NatWest has changed its contractor policy and will now calculate income as average weekly contract income multiplied by 46. There are some conditions around this, such as over a 12-month period (incorporating the date of application) the borrower has received or will receive sufficient income from one or more contracts, and has received a minimum of six months’ income from one or more contracts immediately preceding the date of application.

Santander has a new ‘Switch Early’ policy available to brokers, which means some customers will be able to switch up to around four months early without penalty. This is good news for those moving to a lower rate.

Barclays is extending the maximum LTV on residential remortgages where additional borrowing is required, up to 85 per cent.

Halifax has reduced two- and five-year 85-90 per cent LTV fixed rates by 0.3 per cent, and lowered its affordable housing shared equity/shared ownership two- year 80-90 per cent LTV fixed rates by the same amount. It has also reduced a selection of rates at 90-95 per cent LTV.

Furness Building Society has a new 1.49 per cent two-year fixed rate up to 80 per cent LTV, while also launching an advance stage payment product for self-builders in conjunction with Buildloan.

Ipswich Building Society has brought back five-year fixes, including a 90 per cent LTV version at 2.82 per cent and a 3.25 per cent buy-to-let product to 75 per cent LTV.

Market Harborough, meanwhile, has a new expat residential product starting at 2.99 per cent for a variable discounted rate for three years, or a 3.5 per cent rate fixed for three years. These are available up to 75 per cent LTV. It has slightly different rates for those paid in other currencies and is a very useful lender to check out.

Skipton Building Society has reduced its Help to Buy products by up to 0.69 per cent, but increased rates on its new-build range.

In the BTL world, Coventry has made positive changes on transitional BTL affordability with a reference rate of 5 per cent being applied. For those with incomes below £40,000 this is stressed at 125 per cent, while for those earning more it is at 140 per cent.

Santander also has a new BTL affordability rate for five-year fixes based on a rate of 4.5 per cent, which is a great move.

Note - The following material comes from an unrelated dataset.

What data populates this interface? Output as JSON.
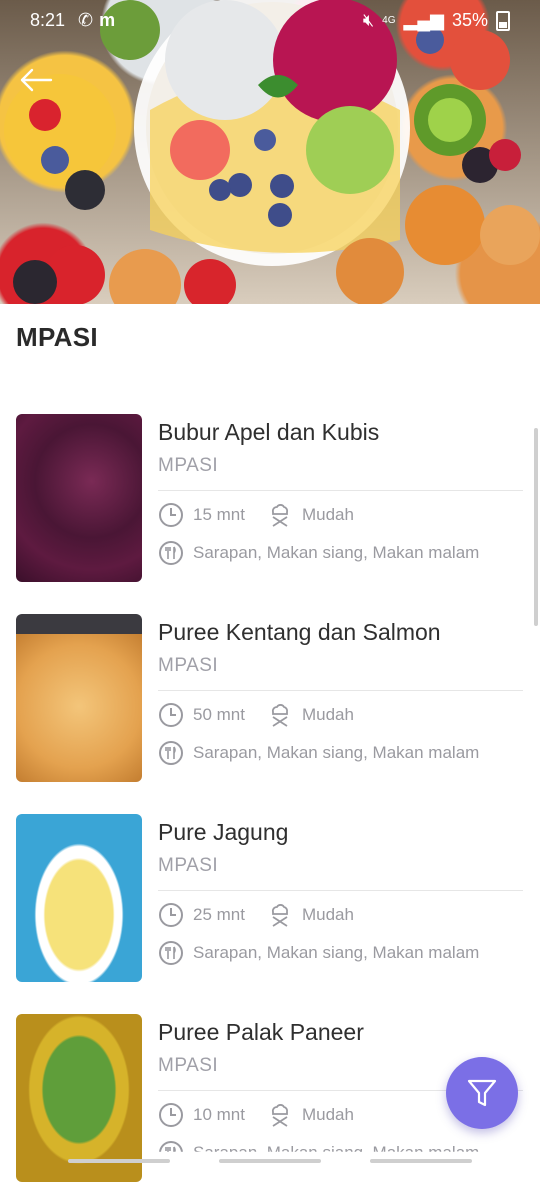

Both of these help to reduce the problem of mortgage prisoners in the BTL market, which is becoming more acute.

Bank of Ireland has a couple of new products including a 60 per cent LTV two-year fix at 1.43 per cent with a £1,495 product fee and a free valuation, as well as a 75 per cent LTV five-year fixed rate at 2.88 per cent with a £995 product fee, £250 cashback and a free valuation.

New Street has some new five-year fixes starting from 2.74 per cent with rental cover from 125 per cent at 5 per cent.

Finally, the lovely Interbay has entered the residential and commercial bridging market with some great products from 0.44 per cent.


Santander and Coventry – for their BTL calculation changes. We don’t need more mortgage prisoners in any area of the market.


Lack of flexibility on affordability from some lenders over certain cases. Some good clients are being denied sound products.

Andrew Montlake is a director at Coreco


Andrew Montlake-Coreco

Market Watch: Lenders set a good example

Nationwide has bravely removed free legals, while Aldermore is the latest lender to outline its plans for portfolio landlords Although the UK unemployment rate is at its lowest since 1975 on just 4.5 per cent, there are still dark clouds on the horizon for the economy. Manufacturing and construction have shrunk, with weaker-than-expected results, while […]

Andrew Montlake-Coreco

Market Watch: Get a move on? If only…

The CML has reported on 320,000 ‘missing movers’, some of whom, presumably, are unable or unwilling to afford to do so It seems that things at the Bank of England are about as calm as a thunderstorm in the middle of the Atlantic Ocean, with some deep divisions over the future direction of interest rates. […]

Andrew Montlake-Coreco

Market Watch: Carney confuses with Clouseau routine

After encouraging everyone to spend and lenders to lend, the Bank of England is worried this is happening too much The governor of the Bank of England seems to be doing his best Inspector Clouseau impersonation with his “Now is not the time, Cato; now is the time!” comments regarding interest rates. We appreciate how […]


News and expert analysis straight to your inbox

Sign up